Susan Patton, also dubbed The Princeton Mom, first caught the public eye in March 2013, when this woman published a letter to the editor of The Daily Princetonian. Her letter advised the young women at Patton’s alma mater to look for husbands while at Princeton rather than dating the lower-quality males they’d meet in their post-college lives. The letter also advises to allocate more of their time and energy to finding a perfect husband rather than concentrating on their careers. Just a year after Patton has dared to get back with a full-length book version of her original tips - Marry Smart: Advice for Finding the One. The 11-month turnaround definitely suggests a rush to capitalize on her brush with the limelight, while the quality of her seems as slapdash as could be expected.
Certainly, we could have hoped that Patton’s scandal creation, when emerged, would be less repetitive, more polished, and also less replete with awkward logical fallacies. From my point of view,, a state school grad, my boyfriend, is capable of writing text messages far more finely crafted as well as coherent than her latest admonition to spot worthy husbands with Ivy League degrees. Of course, that’s not the clunky prose or the endless redundancies, which doomed the book from the very beginning. Moreover, even a fine-tuned version would have only gained success in putting a prettier face on her flawed advice. The real problem was trying to turn one page of standard sexist tropes as well as ugly elitism disguised as advice right into over 200 pages of constructive tips for today’s young females.

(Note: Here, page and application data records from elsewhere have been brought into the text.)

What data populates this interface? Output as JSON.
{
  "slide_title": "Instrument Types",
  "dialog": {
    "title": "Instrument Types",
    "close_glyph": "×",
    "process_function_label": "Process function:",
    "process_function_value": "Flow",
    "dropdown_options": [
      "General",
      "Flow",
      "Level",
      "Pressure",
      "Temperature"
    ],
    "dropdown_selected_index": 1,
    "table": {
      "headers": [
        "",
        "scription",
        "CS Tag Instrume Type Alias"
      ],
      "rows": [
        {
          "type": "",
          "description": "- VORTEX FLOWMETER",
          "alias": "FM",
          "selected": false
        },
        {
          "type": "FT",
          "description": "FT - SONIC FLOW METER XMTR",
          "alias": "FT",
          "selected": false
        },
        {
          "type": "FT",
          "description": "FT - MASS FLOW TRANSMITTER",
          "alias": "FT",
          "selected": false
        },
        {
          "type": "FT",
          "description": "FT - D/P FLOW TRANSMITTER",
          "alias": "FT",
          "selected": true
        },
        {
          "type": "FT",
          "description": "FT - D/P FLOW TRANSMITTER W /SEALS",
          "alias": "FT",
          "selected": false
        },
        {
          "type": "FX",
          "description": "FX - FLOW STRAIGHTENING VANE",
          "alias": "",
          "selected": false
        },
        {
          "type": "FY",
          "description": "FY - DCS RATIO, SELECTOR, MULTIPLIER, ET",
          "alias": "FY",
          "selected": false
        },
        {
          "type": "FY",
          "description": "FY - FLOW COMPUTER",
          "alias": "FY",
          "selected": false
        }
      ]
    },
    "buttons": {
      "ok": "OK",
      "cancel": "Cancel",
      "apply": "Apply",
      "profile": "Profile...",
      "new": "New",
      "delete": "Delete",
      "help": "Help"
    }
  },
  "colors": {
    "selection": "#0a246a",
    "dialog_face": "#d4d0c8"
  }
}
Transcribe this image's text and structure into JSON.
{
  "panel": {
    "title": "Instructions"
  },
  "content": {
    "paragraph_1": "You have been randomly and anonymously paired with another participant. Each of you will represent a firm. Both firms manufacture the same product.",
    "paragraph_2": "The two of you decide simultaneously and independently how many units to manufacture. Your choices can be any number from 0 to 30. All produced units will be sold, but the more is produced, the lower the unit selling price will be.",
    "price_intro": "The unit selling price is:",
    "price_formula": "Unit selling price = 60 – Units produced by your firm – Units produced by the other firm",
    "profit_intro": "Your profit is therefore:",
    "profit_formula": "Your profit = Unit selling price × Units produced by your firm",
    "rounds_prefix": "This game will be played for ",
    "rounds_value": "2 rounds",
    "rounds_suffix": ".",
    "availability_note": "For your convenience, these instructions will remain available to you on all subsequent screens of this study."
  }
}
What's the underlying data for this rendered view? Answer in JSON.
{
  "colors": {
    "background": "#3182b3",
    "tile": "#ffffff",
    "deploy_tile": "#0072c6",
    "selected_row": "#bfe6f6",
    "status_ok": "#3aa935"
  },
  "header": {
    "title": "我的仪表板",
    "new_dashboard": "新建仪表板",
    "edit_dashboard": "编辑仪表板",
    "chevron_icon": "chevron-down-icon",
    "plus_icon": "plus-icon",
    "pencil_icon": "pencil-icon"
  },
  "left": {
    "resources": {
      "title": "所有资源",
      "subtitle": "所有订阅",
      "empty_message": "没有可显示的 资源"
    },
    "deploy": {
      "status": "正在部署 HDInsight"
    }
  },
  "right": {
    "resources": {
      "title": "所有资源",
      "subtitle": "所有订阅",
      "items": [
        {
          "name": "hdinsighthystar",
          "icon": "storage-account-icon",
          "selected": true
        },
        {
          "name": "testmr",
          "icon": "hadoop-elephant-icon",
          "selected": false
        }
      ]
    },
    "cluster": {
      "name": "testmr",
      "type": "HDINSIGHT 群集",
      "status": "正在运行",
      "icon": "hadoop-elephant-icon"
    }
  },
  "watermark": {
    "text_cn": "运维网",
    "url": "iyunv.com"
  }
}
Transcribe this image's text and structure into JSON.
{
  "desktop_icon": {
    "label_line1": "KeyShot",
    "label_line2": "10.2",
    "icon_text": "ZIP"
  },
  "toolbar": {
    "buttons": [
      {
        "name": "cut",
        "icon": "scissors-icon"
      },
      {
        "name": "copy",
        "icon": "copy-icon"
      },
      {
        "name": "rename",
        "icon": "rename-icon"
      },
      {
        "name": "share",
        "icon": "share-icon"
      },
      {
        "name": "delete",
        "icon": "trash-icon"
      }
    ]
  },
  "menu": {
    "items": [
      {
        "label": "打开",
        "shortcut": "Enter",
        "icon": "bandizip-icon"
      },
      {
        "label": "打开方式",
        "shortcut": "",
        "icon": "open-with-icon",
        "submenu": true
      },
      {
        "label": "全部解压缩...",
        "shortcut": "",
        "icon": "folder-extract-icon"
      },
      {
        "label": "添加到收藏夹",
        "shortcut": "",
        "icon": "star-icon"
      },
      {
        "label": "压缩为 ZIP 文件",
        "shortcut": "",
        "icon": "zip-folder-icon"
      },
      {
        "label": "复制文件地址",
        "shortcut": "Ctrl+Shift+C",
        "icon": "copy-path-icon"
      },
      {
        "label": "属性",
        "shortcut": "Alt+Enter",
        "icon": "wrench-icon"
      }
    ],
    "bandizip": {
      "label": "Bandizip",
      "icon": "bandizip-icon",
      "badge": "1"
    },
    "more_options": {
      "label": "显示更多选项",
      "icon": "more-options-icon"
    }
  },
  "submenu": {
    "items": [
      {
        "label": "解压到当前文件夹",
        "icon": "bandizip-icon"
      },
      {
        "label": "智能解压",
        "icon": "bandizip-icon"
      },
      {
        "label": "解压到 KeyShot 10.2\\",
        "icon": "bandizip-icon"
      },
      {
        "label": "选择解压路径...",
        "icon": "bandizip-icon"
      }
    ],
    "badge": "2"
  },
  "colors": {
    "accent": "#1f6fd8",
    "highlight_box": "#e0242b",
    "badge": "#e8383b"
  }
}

As for me, I perfectly fit the target audience for Susan Patton’s husband hunting tips. Well, I’m 25, still not married and an alumna of her cherished Princeton. During my single years in New York City, I was used to spending a great deal of time working and considering my career options rather than dating or angling to meet new males. Patton vigorously tries to extinguish criticism regarding the sexist roots of her book by repeatedly assuring the audience that her advice is only for females who are eager to have kids as well as something resembling a traditional marriage. I wasn’t surprised by her book at all. However, you can assume that I’ve been just brainwashed by feminists. So, I consider Marry Smart to be the pure no-nonsense straight talk and nothing else. Any of the advice mentioned in that book seems relevant to me.
Susan Patton, also dubbed The Princeton Mom, first caught the public eye in March 2013, when this woman published a letter to the editor of The Daily Princetonian. Her letter advised the young women at Patton’s alma mater to look for husbands while at Princeton rather than dating the lower-quality males they’d meet in their post-college lives.